(The Atlantic) — I haven’t passed the bar, but I know a little bit about the 4th Amendment. Have you read it lately? “The right of the people to be secure in their persons, houses, papers, and effects, against unreasonable searches and seizures, shall not be violated,” it states in plain English, “and no Warrants shall issue, but upon probable cause, supported by Oath or affirmation, and particularly describing the place to be searched, and the persons or things to be seized.”
That’s all of it.
The landline in your house? The government needs a warrant to tap it. The letters in your mailbox? The government needs a warrant to read ’em. It’s like the Framers said: probable cause is required.

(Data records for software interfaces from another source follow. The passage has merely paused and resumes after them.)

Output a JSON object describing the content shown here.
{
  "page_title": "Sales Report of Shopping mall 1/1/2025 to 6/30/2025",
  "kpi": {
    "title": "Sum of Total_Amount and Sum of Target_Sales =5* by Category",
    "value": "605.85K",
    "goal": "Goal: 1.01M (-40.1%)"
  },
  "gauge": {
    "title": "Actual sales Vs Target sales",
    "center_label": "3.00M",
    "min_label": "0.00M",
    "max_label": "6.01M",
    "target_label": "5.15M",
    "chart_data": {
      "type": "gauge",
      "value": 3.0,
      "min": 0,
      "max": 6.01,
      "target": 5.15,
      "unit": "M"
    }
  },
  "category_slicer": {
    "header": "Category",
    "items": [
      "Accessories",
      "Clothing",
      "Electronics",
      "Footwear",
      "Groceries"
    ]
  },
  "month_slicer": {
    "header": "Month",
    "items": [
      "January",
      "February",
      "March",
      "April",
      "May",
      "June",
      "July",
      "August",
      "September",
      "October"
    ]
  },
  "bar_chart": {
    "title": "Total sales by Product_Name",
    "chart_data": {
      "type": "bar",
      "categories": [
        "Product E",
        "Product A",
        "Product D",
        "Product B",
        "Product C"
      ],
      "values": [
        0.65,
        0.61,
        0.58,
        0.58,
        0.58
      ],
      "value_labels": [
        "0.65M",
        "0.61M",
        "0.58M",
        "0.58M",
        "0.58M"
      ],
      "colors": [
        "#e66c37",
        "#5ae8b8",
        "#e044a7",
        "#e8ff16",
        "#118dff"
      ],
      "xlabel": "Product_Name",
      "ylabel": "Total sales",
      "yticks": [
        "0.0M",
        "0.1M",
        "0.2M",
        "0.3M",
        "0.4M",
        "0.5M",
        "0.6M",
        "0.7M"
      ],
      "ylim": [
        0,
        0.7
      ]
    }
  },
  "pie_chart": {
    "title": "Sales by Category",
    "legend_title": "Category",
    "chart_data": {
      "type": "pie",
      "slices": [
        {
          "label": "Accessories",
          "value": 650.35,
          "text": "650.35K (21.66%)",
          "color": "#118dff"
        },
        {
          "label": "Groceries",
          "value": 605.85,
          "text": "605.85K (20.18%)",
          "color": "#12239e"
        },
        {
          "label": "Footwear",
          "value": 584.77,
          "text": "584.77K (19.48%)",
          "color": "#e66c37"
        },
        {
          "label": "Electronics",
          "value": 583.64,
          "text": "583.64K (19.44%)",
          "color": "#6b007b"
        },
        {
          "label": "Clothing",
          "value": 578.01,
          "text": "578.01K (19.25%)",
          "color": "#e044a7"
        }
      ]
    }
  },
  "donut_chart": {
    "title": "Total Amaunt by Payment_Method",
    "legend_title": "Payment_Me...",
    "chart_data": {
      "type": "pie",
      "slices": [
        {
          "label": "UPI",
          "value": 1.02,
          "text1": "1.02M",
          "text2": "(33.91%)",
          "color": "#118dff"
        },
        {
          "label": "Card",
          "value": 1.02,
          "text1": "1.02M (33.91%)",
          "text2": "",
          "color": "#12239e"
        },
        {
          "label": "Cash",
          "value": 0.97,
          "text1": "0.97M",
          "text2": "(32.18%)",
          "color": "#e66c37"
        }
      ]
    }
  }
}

Yet a text or an email, even one sent from your bed, is treated differently — it’s afforded much less protection from government snoops, even though we’re increasingly going all digital in our communication.